EVs and Infrastructure
One of the primary concerns that is undoubtedly inhibiting the growth of electric vehicles (EVs) is that whereas there are gas stations located here, there, and everywhere, there aren’t a whole lot of places where people can find a public plug.
While anyone who has spent any time in an airport knows, in the past few years, the number of people gravitating toward outlets has grown exponentially. Chances are, 10 years ago few people even thought about outlets in airports. Now there are people who know exactly where the best spots for charging are.
There needs to be a growth in street corner infrastructure in a somewhat analogous way for EVs to really gain traction.
ABB has made a move toward that, with the development of the Terra SC, a direct-current (DC) charger that is designed and engineered for installation in commercial and office areas.
The Terra SC supports the CHAdeMO fast-charging standard, which means that it can fully charge an EV within a couple of hours and provide a 30% to 80% jolt of juice in less than 30 minutes.
Again, think of the airport and the cellphone. You’re between flights but don’t have a lot of time. So you plug in when you can. You’re not going to get the full recharge that you will when you’re at home, office or hotel room. But you’re going to get something in the battery.
This is the sort of thing that can occur with stations like this. You go to the mall for something, plug in, then get on your way with the addition of some electricity for the journey ahead.

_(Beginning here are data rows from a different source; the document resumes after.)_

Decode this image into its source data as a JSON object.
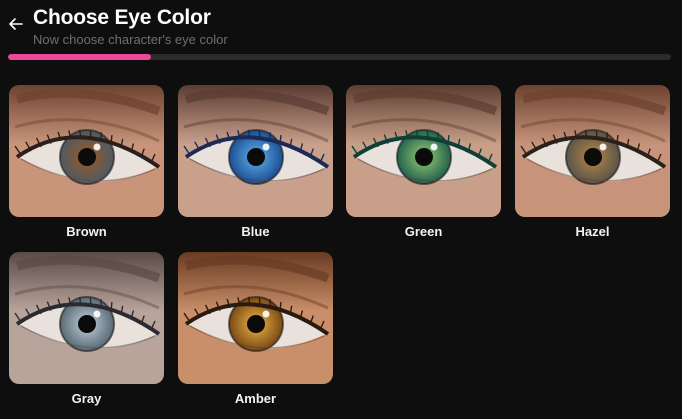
{
  "header": {
    "title": "Choose Eye Color",
    "subtitle": "Now choose character's eye color",
    "back_icon": "arrow-left-icon"
  },
  "progress": {
    "fraction": 0.215,
    "color": "#ec4899"
  },
  "options": [
    {
      "label": "Brown",
      "skin": "#c8957b",
      "skin_dark": "#6e4231",
      "iris_outer": "#4d5a66",
      "iris_inner": "#8a5a30",
      "lash": "#2a1f1a"
    },
    {
      "label": "Blue",
      "skin": "#c9a08c",
      "skin_dark": "#5a3c33",
      "iris_outer": "#1c4f93",
      "iris_inner": "#4f9ad8",
      "lash": "#1c2a55"
    },
    {
      "label": "Green",
      "skin": "#c89f88",
      "skin_dark": "#5c3d31",
      "iris_outer": "#23624e",
      "iris_inner": "#7bb26a",
      "lash": "#0f3f35"
    },
    {
      "label": "Hazel",
      "skin": "#c7937a",
      "skin_dark": "#6c4230",
      "iris_outer": "#5b5548",
      "iris_inner": "#a07a48",
      "lash": "#2b211b"
    },
    {
      "label": "Gray",
      "skin": "#b9a49c",
      "skin_dark": "#5a4a46",
      "iris_outer": "#5a6a75",
      "iris_inner": "#a8b8c2",
      "lash": "#2a2a30"
    },
    {
      "label": "Amber",
      "skin": "#c98f6a",
      "skin_dark": "#6a3a22",
      "iris_outer": "#7a4a14",
      "iris_inner": "#d49a3a",
      "lash": "#2a1a10"
    }
  ]
}
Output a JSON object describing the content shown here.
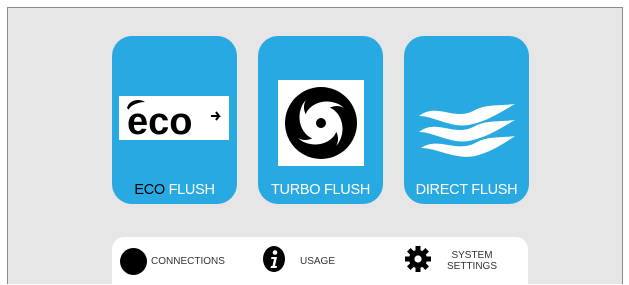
{
  "tiles": [
    {
      "logo_text": "eco",
      "label_dark": "ECO",
      "label_light": " FLUSH",
      "icon": "eco-leaf-icon"
    },
    {
      "label": "TURBO FLUSH",
      "icon": "turbo-swirl-icon"
    },
    {
      "label": "DIRECT FLUSH",
      "icon": "water-wave-icon"
    }
  ],
  "nav": [
    {
      "label": "CONNECTIONS",
      "icon": "connections-dot-icon"
    },
    {
      "label": "USAGE",
      "icon": "info-icon"
    },
    {
      "label_line1": "SYSTEM",
      "label_line2": "SETTINGS",
      "icon": "gear-icon"
    }
  ],
  "colors": {
    "tile_blue": "#29a9e1",
    "background": "#e6e6e6",
    "bar": "#ffffff"
  }
}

By the way, ABB estimates that charging infrastructure is going to be growing at a fairly brisk pace: it believes the market for charging infrastructure solutions will be worth $1-billion by 2017 and $4-billion by 2020.
Jaguar Land Rover Ltd. is testing driverless pods equipped with large “eyes” designed to let pedestrians know they’ve been recognized by the vehicle.
As part of Volkswagen’s diesel-gate settlement, the German automaker could help jump-start the electric market in the U.S.
Elon Musk’s Boring Co. says it has nearly completed the construction of the first demonstration tunnel in Los Angeles for the underground shuttle system the company is developing.